# ACTIVITY:
List each line of the data that holds the string "name".

# Element data from apps and pages:
Segment Open

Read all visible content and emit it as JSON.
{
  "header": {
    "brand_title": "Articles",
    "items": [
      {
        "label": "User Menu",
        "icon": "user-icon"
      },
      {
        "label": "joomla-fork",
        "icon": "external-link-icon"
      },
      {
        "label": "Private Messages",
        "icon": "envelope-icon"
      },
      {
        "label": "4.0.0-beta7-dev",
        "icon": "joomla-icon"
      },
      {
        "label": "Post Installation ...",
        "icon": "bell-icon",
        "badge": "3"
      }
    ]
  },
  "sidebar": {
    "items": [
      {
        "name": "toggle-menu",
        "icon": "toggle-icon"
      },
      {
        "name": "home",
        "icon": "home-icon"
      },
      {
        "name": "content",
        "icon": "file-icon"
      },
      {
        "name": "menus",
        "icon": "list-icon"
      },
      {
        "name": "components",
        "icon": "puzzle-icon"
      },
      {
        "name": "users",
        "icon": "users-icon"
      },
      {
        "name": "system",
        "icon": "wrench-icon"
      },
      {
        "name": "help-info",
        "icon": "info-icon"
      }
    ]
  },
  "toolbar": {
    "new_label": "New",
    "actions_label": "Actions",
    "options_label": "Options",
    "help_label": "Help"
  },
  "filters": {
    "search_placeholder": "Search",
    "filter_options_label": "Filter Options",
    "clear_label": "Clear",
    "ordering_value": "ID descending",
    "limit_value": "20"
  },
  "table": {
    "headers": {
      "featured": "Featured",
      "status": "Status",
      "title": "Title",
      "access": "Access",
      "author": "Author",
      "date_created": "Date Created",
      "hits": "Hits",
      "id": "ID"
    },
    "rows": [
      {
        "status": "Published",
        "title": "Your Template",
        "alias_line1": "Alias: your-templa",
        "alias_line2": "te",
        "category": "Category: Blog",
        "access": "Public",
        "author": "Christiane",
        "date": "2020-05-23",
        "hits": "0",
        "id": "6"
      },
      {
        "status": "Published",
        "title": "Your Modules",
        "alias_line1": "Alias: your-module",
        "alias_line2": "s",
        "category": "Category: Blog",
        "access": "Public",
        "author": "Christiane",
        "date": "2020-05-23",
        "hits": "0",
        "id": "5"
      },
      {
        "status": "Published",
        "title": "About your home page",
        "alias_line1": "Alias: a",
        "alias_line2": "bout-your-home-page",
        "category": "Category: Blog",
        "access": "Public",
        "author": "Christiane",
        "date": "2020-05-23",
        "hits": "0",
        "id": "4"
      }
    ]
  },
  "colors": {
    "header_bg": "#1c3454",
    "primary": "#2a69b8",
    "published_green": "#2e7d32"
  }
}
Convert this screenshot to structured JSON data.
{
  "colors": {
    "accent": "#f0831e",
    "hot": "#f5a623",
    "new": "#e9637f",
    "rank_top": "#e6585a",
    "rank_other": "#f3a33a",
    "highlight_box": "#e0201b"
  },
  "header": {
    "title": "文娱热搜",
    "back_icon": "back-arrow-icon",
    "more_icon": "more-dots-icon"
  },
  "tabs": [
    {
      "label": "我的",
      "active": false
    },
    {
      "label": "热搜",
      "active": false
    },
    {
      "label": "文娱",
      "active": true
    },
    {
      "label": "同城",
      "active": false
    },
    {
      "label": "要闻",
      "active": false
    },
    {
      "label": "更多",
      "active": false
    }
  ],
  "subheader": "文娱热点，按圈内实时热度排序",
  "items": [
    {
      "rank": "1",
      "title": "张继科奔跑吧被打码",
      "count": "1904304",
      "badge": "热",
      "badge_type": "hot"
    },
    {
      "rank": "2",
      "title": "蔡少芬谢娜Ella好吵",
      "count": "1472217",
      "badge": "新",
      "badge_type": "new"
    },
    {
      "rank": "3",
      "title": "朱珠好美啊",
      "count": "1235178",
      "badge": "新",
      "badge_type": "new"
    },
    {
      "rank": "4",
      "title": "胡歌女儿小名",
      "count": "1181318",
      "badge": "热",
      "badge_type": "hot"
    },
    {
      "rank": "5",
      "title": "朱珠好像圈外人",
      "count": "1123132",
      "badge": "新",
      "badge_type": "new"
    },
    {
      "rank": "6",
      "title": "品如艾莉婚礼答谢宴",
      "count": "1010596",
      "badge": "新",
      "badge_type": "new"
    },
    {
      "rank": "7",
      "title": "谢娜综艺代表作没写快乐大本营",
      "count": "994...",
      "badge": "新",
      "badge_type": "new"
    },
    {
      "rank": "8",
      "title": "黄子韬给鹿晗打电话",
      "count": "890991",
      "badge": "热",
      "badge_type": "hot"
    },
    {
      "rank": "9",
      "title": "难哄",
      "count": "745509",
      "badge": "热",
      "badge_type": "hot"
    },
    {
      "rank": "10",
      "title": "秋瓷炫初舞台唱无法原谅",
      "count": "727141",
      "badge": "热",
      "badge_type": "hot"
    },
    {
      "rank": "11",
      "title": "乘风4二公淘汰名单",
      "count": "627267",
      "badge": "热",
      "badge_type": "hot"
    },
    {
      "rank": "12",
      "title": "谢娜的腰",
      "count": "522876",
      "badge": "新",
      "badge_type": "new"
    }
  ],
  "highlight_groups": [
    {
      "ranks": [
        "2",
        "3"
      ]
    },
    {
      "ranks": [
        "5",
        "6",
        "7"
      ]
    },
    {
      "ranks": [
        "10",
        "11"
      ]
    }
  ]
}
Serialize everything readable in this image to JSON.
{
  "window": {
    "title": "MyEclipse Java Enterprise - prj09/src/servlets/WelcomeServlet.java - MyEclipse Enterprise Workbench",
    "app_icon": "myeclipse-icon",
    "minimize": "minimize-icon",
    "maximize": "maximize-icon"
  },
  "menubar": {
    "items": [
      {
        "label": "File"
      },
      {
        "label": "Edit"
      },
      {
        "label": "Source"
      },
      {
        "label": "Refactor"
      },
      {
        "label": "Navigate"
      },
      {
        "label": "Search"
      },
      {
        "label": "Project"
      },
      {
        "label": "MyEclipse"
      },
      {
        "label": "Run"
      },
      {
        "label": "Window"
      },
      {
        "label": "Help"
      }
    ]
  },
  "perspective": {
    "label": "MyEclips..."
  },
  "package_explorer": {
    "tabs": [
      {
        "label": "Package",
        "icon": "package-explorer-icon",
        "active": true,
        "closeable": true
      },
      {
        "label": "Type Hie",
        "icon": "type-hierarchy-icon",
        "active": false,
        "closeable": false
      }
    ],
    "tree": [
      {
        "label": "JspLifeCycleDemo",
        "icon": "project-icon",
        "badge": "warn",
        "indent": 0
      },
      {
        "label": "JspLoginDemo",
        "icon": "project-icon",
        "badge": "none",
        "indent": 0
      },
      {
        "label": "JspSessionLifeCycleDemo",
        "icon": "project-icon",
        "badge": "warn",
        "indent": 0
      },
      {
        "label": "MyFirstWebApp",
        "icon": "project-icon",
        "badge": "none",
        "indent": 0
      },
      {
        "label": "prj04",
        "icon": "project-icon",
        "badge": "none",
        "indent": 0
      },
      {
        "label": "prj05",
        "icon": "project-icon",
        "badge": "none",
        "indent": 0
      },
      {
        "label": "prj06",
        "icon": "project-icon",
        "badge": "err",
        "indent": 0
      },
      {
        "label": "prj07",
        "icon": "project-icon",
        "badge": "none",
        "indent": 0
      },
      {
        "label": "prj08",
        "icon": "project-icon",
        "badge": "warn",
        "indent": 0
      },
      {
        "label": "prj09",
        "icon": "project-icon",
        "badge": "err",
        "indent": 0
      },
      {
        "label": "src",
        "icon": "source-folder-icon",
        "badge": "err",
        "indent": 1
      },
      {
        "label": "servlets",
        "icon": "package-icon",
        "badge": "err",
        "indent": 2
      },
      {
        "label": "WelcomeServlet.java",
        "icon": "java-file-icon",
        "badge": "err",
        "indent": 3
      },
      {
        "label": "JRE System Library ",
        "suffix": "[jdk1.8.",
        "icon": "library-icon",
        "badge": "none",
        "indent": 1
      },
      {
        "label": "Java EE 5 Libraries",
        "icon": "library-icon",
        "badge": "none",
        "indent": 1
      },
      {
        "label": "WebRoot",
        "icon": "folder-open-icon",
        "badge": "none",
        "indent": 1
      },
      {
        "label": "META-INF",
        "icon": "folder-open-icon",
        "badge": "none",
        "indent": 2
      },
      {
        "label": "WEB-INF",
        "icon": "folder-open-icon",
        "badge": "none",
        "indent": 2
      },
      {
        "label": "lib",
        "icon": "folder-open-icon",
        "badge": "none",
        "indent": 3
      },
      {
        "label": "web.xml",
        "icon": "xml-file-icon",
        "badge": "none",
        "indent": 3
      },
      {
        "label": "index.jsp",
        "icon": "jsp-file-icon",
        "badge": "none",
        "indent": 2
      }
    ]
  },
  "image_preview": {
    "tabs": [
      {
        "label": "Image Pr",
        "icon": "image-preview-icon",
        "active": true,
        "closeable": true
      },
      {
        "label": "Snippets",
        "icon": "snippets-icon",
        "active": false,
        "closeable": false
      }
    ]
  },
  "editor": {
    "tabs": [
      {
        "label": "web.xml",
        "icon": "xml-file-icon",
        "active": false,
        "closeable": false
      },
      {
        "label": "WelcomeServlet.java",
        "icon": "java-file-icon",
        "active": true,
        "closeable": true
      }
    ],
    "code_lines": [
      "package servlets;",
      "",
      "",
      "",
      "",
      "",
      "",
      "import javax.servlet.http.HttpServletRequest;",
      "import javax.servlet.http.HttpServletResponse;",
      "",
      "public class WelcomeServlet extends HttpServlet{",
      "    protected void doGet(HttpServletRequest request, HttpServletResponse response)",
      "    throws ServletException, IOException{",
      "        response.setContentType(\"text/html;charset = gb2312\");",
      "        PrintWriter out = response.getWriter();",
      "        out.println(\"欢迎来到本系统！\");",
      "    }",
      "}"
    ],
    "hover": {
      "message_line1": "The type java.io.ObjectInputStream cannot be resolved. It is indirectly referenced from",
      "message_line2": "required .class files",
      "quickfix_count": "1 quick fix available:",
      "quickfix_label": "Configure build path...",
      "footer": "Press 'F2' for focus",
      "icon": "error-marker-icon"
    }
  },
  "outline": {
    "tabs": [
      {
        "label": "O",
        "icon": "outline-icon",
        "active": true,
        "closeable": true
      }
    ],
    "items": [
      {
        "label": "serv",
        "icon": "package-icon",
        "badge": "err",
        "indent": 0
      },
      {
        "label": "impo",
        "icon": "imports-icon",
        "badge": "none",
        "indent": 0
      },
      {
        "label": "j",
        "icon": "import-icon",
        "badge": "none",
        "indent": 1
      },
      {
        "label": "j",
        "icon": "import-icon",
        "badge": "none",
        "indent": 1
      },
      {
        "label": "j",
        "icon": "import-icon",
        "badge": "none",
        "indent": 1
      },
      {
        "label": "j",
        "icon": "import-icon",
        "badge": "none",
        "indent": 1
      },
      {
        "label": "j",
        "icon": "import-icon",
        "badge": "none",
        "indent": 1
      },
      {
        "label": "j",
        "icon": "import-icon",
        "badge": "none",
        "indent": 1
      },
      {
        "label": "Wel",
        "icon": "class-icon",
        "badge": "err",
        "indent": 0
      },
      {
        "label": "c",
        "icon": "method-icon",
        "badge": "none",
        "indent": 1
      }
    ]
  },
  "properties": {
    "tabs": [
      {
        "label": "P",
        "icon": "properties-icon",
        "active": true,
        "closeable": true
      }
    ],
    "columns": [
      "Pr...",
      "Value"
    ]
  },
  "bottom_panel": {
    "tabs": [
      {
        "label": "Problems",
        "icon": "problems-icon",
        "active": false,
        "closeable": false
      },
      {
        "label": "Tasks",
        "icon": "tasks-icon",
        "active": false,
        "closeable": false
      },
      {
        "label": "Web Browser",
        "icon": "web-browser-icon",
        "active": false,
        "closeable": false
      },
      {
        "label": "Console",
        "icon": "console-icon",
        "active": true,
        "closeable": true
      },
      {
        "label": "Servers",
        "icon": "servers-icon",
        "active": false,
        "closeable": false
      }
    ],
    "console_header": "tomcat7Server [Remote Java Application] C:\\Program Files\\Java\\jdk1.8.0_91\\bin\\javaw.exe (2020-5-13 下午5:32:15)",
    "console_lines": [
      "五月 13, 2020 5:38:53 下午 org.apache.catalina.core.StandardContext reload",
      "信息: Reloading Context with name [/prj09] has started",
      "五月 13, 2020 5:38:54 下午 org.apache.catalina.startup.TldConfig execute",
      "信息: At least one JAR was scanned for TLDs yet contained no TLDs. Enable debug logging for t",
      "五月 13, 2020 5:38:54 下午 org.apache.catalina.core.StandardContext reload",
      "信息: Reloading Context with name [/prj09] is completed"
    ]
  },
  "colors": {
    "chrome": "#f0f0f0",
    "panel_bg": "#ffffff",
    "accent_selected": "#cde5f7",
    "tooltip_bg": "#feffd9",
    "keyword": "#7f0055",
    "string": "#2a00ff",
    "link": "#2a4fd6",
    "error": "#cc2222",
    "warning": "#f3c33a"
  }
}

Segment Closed

# SOLVED EXERCISE:
        "name": "toggle-menu",
        "name": "home",
        "name": "content",
        "name": "menus",
        "name": "components",
        "name": "users",
        "name": "system",
        "name": "help-info",
      "信息: Reloading Context with name [/prj09] has started",
      "信息: Reloading Context with name [/prj09] is completed"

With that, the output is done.